### WORK REQUEST
Retype all of the listing exactly, passing over any picture you find.

[Opening DATASET ENTRIES section]

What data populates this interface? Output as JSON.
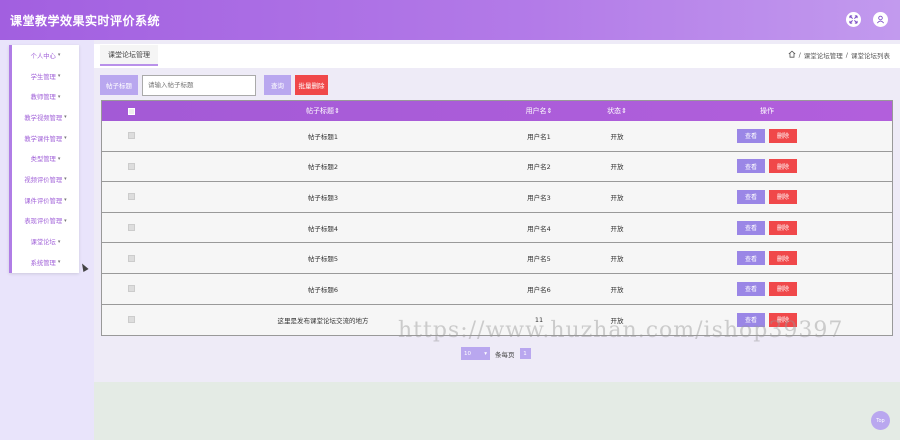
{
  "app": {
    "title": "课堂教学效果实时评价系统"
  },
  "header_icons": [
    "fullscreen-icon",
    "user-icon"
  ],
  "sidebar": {
    "items": [
      {
        "label": "个人中心",
        "has_caret": true
      },
      {
        "label": "学生管理",
        "has_caret": true
      },
      {
        "label": "教师管理",
        "has_caret": true
      },
      {
        "label": "教学视频管理",
        "has_caret": true
      },
      {
        "label": "教学课件管理",
        "has_caret": true
      },
      {
        "label": "类型管理",
        "has_caret": true
      },
      {
        "label": "视频评价管理",
        "has_caret": true
      },
      {
        "label": "课件评价管理",
        "has_caret": true
      },
      {
        "label": "表现评价管理",
        "has_caret": true
      },
      {
        "label": "课堂论坛",
        "has_caret": true
      },
      {
        "label": "系统管理",
        "has_caret": true
      }
    ]
  },
  "breadcrumb": {
    "tab": "课堂论坛管理",
    "path": [
      "课堂论坛管理",
      "课堂论坛列表"
    ],
    "separator": "/"
  },
  "search": {
    "label": "帖子标题",
    "placeholder": "请输入帖子标题",
    "query_button": "查询",
    "batch_delete_button": "批量删除"
  },
  "table": {
    "columns": [
      "帖子标题",
      "用户名",
      "状态",
      "操作"
    ],
    "sort_mark": "⇕",
    "view_label": "查看",
    "delete_label": "删除",
    "rows": [
      {
        "title": "帖子标题1",
        "user": "用户名1",
        "status": "开放"
      },
      {
        "title": "帖子标题2",
        "user": "用户名2",
        "status": "开放"
      },
      {
        "title": "帖子标题3",
        "user": "用户名3",
        "status": "开放"
      },
      {
        "title": "帖子标题4",
        "user": "用户名4",
        "status": "开放"
      },
      {
        "title": "帖子标题5",
        "user": "用户名5",
        "status": "开放"
      },
      {
        "title": "帖子标题6",
        "user": "用户名6",
        "status": "开放"
      },
      {
        "title": "这里是发布课堂论坛交流的地方",
        "user": "11",
        "status": "开放"
      }
    ]
  },
  "pagination": {
    "page_size": "10",
    "per_page_label": "条每页",
    "current_page": "1"
  },
  "watermark": "https://www.huzhan.com/ishop39397",
  "back_to_top": "Top",
  "colors": {
    "accent": "#b07de6",
    "button": "#b9a7ef",
    "danger": "#f0484a",
    "header": "#a25fe0"
  }
}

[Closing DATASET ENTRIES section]

### RESULT FOR THIS EXERCISE
What data populates this interface? Output as JSON.
{
  "app": {
    "title": "课堂教学效果实时评价系统"
  },
  "header_icons": [
    "fullscreen-icon",
    "user-icon"
  ],
  "sidebar": {
    "items": [
      {
        "label": "个人中心",
        "has_caret": true
      },
      {
        "label": "学生管理",
        "has_caret": true
      },
      {
        "label": "教师管理",
        "has_caret": true
      },
      {
        "label": "教学视频管理",
        "has_caret": true
      },
      {
        "label": "教学课件管理",
        "has_caret": true
      },
      {
        "label": "类型管理",
        "has_caret": true
      },
      {
        "label": "视频评价管理",
        "has_caret": true
      },
      {
        "label": "课件评价管理",
        "has_caret": true
      },
      {
        "label": "表现评价管理",
        "has_caret": true
      },
      {
        "label": "课堂论坛",
        "has_caret": true
      },
      {
        "label": "系统管理",
        "has_caret": true
      }
    ]
  },
  "breadcrumb": {
    "tab": "课堂论坛管理",
    "path": [
      "课堂论坛管理",
      "课堂论坛列表"
    ],
    "separator": "/"
  },
  "search": {
    "label": "帖子标题",
    "placeholder": "请输入帖子标题",
    "query_button": "查询",
    "batch_delete_button": "批量删除"
  },
  "table": {
    "columns": [
      "帖子标题",
      "用户名",
      "状态",
      "操作"
    ],
    "sort_mark": "⇕",
    "view_label": "查看",
    "delete_label": "删除",
    "rows": [
      {
        "title": "帖子标题1",
        "user": "用户名1",
        "status": "开放"
      },
      {
        "title": "帖子标题2",
        "user": "用户名2",
        "status": "开放"
      },
      {
        "title": "帖子标题3",
        "user": "用户名3",
        "status": "开放"
      },
      {
        "title": "帖子标题4",
        "user": "用户名4",
        "status": "开放"
      },
      {
        "title": "帖子标题5",
        "user": "用户名5",
        "status": "开放"
      },
      {
        "title": "帖子标题6",
        "user": "用户名6",
        "status": "开放"
      },
      {
        "title": "这里是发布课堂论坛交流的地方",
        "user": "11",
        "status": "开放"
      }
    ]
  },
  "pagination": {
    "page_size": "10",
    "per_page_label": "条每页",
    "current_page": "1"
  },
  "watermark": "https://www.huzhan.com/ishop39397",
  "back_to_top": "Top",
  "colors": {
    "accent": "#b07de6",
    "button": "#b9a7ef",
    "danger": "#f0484a",
    "header": "#a25fe0"
  }
}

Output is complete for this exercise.